**TASK BRIEF**
Could you copy every entry exactly, dropping the pictures?

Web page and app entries
───

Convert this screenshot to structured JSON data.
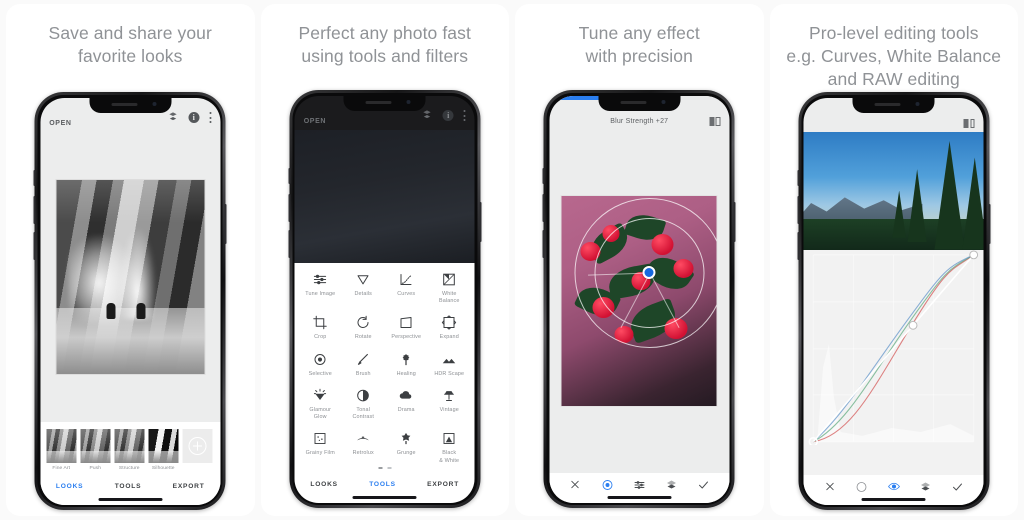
{
  "panels": [
    {
      "caption": "Save and share your\nfavorite looks",
      "appbar": {
        "open_label": "OPEN",
        "icons": [
          "stacks-icon",
          "info-icon",
          "overflow-menu-icon"
        ]
      },
      "looks": [
        {
          "label": "Fine Art"
        },
        {
          "label": "Push"
        },
        {
          "label": "Structure"
        },
        {
          "label": "Silhouette"
        }
      ],
      "add_look_label": "+",
      "tabs": [
        {
          "label": "LOOKS",
          "active": true
        },
        {
          "label": "TOOLS",
          "active": false
        },
        {
          "label": "EXPORT",
          "active": false
        }
      ]
    },
    {
      "caption": "Perfect any photo fast\nusing tools and filters",
      "appbar": {
        "open_label": "OPEN",
        "icons": [
          "stacks-icon",
          "info-icon",
          "overflow-menu-icon"
        ]
      },
      "tools": [
        {
          "label": "Tune Image",
          "icon": "sliders-icon"
        },
        {
          "label": "Details",
          "icon": "triangle-down-icon"
        },
        {
          "label": "Curves",
          "icon": "curves-icon"
        },
        {
          "label": "White\nBalance",
          "icon": "white-balance-icon"
        },
        {
          "label": "Crop",
          "icon": "crop-icon"
        },
        {
          "label": "Rotate",
          "icon": "rotate-icon"
        },
        {
          "label": "Perspective",
          "icon": "perspective-icon"
        },
        {
          "label": "Expand",
          "icon": "expand-icon"
        },
        {
          "label": "Selective",
          "icon": "selective-icon"
        },
        {
          "label": "Brush",
          "icon": "brush-icon"
        },
        {
          "label": "Healing",
          "icon": "healing-icon"
        },
        {
          "label": "HDR Scape",
          "icon": "hdr-scape-icon"
        },
        {
          "label": "Glamour\nGlow",
          "icon": "glamour-glow-icon"
        },
        {
          "label": "Tonal\nContrast",
          "icon": "tonal-contrast-icon"
        },
        {
          "label": "Drama",
          "icon": "drama-icon"
        },
        {
          "label": "Vintage",
          "icon": "vintage-icon"
        },
        {
          "label": "Grainy Film",
          "icon": "grainy-film-icon"
        },
        {
          "label": "Retrolux",
          "icon": "retrolux-icon"
        },
        {
          "label": "Grunge",
          "icon": "grunge-icon"
        },
        {
          "label": "Black\n& White",
          "icon": "black-white-icon"
        }
      ],
      "tabs": [
        {
          "label": "LOOKS",
          "active": false
        },
        {
          "label": "TOOLS",
          "active": true
        },
        {
          "label": "EXPORT",
          "active": false
        }
      ]
    },
    {
      "caption": "Tune any effect\nwith precision",
      "parameter_label": "Blur Strength +27",
      "slider_percent": 27,
      "toolbar": [
        {
          "icon": "close-icon",
          "active": false
        },
        {
          "icon": "radial-target-icon",
          "active": true
        },
        {
          "icon": "adjust-sliders-icon",
          "active": false
        },
        {
          "icon": "stack-layers-icon",
          "active": false
        },
        {
          "icon": "check-icon",
          "active": false
        }
      ]
    },
    {
      "caption": "Pro-level editing tools\ne.g. Curves, White Balance\nand RAW editing",
      "compare_icon": "compare-icon",
      "toolbar": [
        {
          "icon": "close-icon",
          "active": false
        },
        {
          "icon": "channel-circle-icon",
          "active": false
        },
        {
          "icon": "eye-icon",
          "active": true
        },
        {
          "icon": "stack-layers-icon",
          "active": false
        },
        {
          "icon": "check-icon",
          "active": false
        }
      ],
      "curves": {
        "control_points": [
          [
            0,
            0
          ],
          [
            0.62,
            0.62
          ],
          [
            1.0,
            1.0
          ]
        ],
        "grid_divisions": 4,
        "channels": [
          "white",
          "red",
          "green",
          "blue"
        ]
      }
    }
  ],
  "colors": {
    "accent": "#2a7ef0",
    "caption": "#8f9296",
    "card_bg": "#ffffff",
    "page_bg": "#fafafa",
    "screen_bg": "#eceded"
  }
}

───

**YOUR SOLUTION**
Convert this screenshot to structured JSON data.
{
  "panels": [
    {
      "caption": "Save and share your\nfavorite looks",
      "appbar": {
        "open_label": "OPEN",
        "icons": [
          "stacks-icon",
          "info-icon",
          "overflow-menu-icon"
        ]
      },
      "looks": [
        {
          "label": "Fine Art"
        },
        {
          "label": "Push"
        },
        {
          "label": "Structure"
        },
        {
          "label": "Silhouette"
        }
      ],
      "add_look_label": "+",
      "tabs": [
        {
          "label": "LOOKS",
          "active": true
        },
        {
          "label": "TOOLS",
          "active": false
        },
        {
          "label": "EXPORT",
          "active": false
        }
      ]
    },
    {
      "caption": "Perfect any photo fast\nusing tools and filters",
      "appbar": {
        "open_label": "OPEN",
        "icons": [
          "stacks-icon",
          "info-icon",
          "overflow-menu-icon"
        ]
      },
      "tools": [
        {
          "label": "Tune Image",
          "icon": "sliders-icon"
        },
        {
          "label": "Details",
          "icon": "triangle-down-icon"
        },
        {
          "label": "Curves",
          "icon": "curves-icon"
        },
        {
          "label": "White\nBalance",
          "icon": "white-balance-icon"
        },
        {
          "label": "Crop",
          "icon": "crop-icon"
        },
        {
          "label": "Rotate",
          "icon": "rotate-icon"
        },
        {
          "label": "Perspective",
          "icon": "perspective-icon"
        },
        {
          "label": "Expand",
          "icon": "expand-icon"
        },
        {
          "label": "Selective",
          "icon": "selective-icon"
        },
        {
          "label": "Brush",
          "icon": "brush-icon"
        },
        {
          "label": "Healing",
          "icon": "healing-icon"
        },
        {
          "label": "HDR Scape",
          "icon": "hdr-scape-icon"
        },
        {
          "label": "Glamour\nGlow",
          "icon": "glamour-glow-icon"
        },
        {
          "label": "Tonal\nContrast",
          "icon": "tonal-contrast-icon"
        },
        {
          "label": "Drama",
          "icon": "drama-icon"
        },
        {
          "label": "Vintage",
          "icon": "vintage-icon"
        },
        {
          "label": "Grainy Film",
          "icon": "grainy-film-icon"
        },
        {
          "label": "Retrolux",
          "icon": "retrolux-icon"
        },
        {
          "label": "Grunge",
          "icon": "grunge-icon"
        },
        {
          "label": "Black\n& White",
          "icon": "black-white-icon"
        }
      ],
      "tabs": [
        {
          "label": "LOOKS",
          "active": false
        },
        {
          "label": "TOOLS",
          "active": true
        },
        {
          "label": "EXPORT",
          "active": false
        }
      ]
    },
    {
      "caption": "Tune any effect\nwith precision",
      "parameter_label": "Blur Strength +27",
      "slider_percent": 27,
      "toolbar": [
        {
          "icon": "close-icon",
          "active": false
        },
        {
          "icon": "radial-target-icon",
          "active": true
        },
        {
          "icon": "adjust-sliders-icon",
          "active": false
        },
        {
          "icon": "stack-layers-icon",
          "active": false
        },
        {
          "icon": "check-icon",
          "active": false
        }
      ]
    },
    {
      "caption": "Pro-level editing tools\ne.g. Curves, White Balance\nand RAW editing",
      "compare_icon": "compare-icon",
      "toolbar": [
        {
          "icon": "close-icon",
          "active": false
        },
        {
          "icon": "channel-circle-icon",
          "active": false
        },
        {
          "icon": "eye-icon",
          "active": true
        },
        {
          "icon": "stack-layers-icon",
          "active": false
        },
        {
          "icon": "check-icon",
          "active": false
        }
      ],
      "curves": {
        "control_points": [
          [
            0,
            0
          ],
          [
            0.62,
            0.62
          ],
          [
            1.0,
            1.0
          ]
        ],
        "grid_divisions": 4,
        "channels": [
          "white",
          "red",
          "green",
          "blue"
        ]
      }
    }
  ],
  "colors": {
    "accent": "#2a7ef0",
    "caption": "#8f9296",
    "card_bg": "#ffffff",
    "page_bg": "#fafafa",
    "screen_bg": "#eceded"
  }
}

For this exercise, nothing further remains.